* [TASK OBJECTIVE]: Output the whole listing below. Keep it exact.

* [INFORMATION PROVIDED]:
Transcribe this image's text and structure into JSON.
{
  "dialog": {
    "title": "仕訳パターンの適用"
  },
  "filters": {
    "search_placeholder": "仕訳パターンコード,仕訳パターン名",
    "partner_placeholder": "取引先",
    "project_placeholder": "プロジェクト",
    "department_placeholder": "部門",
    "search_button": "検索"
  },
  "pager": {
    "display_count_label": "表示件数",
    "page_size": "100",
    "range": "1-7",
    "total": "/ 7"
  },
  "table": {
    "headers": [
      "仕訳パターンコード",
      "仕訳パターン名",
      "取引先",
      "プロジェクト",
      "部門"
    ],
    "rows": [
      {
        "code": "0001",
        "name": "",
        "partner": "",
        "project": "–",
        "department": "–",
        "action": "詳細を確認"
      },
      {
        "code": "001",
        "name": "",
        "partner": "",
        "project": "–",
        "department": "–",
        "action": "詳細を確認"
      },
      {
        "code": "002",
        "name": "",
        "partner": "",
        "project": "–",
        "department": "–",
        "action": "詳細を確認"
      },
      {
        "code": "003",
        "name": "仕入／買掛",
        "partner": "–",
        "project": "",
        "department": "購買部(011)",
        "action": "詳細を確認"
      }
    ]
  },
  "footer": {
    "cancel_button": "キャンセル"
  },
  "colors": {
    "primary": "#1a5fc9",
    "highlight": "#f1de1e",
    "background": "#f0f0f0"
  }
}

* [WORKED SOLUTION]:
Transcribe this image's text and structure into JSON.
{
  "dialog": {
    "title": "仕訳パターンの適用"
  },
  "filters": {
    "search_placeholder": "仕訳パターンコード,仕訳パターン名",
    "partner_placeholder": "取引先",
    "project_placeholder": "プロジェクト",
    "department_placeholder": "部門",
    "search_button": "検索"
  },
  "pager": {
    "display_count_label": "表示件数",
    "page_size": "100",
    "range": "1-7",
    "total": "/ 7"
  },
  "table": {
    "headers": [
      "仕訳パターンコード",
      "仕訳パターン名",
      "取引先",
      "プロジェクト",
      "部門"
    ],
    "rows": [
      {
        "code": "0001",
        "name": "",
        "partner": "",
        "project": "–",
        "department": "–",
        "action": "詳細を確認"
      },
      {
        "code": "001",
        "name": "",
        "partner": "",
        "project": "–",
        "department": "–",
        "action": "詳細を確認"
      },
      {
        "code": "002",
        "name": "",
        "partner": "",
        "project": "–",
        "department": "–",
        "action": "詳細を確認"
      },
      {
        "code": "003",
        "name": "仕入／買掛",
        "partner": "–",
        "project": "",
        "department": "購買部(011)",
        "action": "詳細を確認"
      }
    ]
  },
  "footer": {
    "cancel_button": "キャンセル"
  },
  "colors": {
    "primary": "#1a5fc9",
    "highlight": "#f1de1e",
    "background": "#f0f0f0"
  }
}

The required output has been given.